Work instruction: Copy every line from the records below that carries the word "data".

Input material:
'''

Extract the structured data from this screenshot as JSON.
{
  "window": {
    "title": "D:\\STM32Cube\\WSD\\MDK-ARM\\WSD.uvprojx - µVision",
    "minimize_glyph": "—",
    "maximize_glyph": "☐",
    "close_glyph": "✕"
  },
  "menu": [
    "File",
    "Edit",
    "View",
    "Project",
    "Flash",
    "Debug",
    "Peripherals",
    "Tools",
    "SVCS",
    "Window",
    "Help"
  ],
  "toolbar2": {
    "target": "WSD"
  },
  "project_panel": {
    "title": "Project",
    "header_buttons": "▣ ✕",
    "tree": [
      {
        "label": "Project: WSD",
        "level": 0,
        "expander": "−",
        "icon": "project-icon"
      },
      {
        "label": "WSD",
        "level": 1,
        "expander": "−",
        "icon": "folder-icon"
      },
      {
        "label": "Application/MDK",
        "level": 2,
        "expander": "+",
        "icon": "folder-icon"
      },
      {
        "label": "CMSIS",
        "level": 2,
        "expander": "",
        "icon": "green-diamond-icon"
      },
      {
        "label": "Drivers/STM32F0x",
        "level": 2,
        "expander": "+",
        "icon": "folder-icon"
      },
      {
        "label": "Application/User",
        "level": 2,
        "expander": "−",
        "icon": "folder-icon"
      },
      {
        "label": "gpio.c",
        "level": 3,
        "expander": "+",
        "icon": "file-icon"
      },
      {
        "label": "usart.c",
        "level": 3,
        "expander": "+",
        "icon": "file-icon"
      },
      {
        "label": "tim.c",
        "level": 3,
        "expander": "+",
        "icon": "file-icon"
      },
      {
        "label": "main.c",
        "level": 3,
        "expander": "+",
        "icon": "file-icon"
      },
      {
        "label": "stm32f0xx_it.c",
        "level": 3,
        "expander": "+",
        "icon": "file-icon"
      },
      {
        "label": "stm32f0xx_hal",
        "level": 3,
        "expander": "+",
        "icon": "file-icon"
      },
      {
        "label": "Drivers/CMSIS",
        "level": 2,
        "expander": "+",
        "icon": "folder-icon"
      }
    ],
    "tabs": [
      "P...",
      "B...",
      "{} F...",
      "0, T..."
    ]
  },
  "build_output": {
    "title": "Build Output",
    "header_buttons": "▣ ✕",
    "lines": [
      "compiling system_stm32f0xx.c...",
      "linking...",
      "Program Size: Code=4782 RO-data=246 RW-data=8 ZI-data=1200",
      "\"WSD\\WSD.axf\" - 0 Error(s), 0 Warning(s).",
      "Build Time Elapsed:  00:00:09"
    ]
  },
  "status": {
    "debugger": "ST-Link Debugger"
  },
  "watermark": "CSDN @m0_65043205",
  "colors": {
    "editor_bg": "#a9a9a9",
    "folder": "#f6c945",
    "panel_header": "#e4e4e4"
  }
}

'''

Task solution:
Extract the structured data from this screenshot as JSON.
      "Program Size: Code=4782 RO-data=246 RW-data=8 ZI-data=1200",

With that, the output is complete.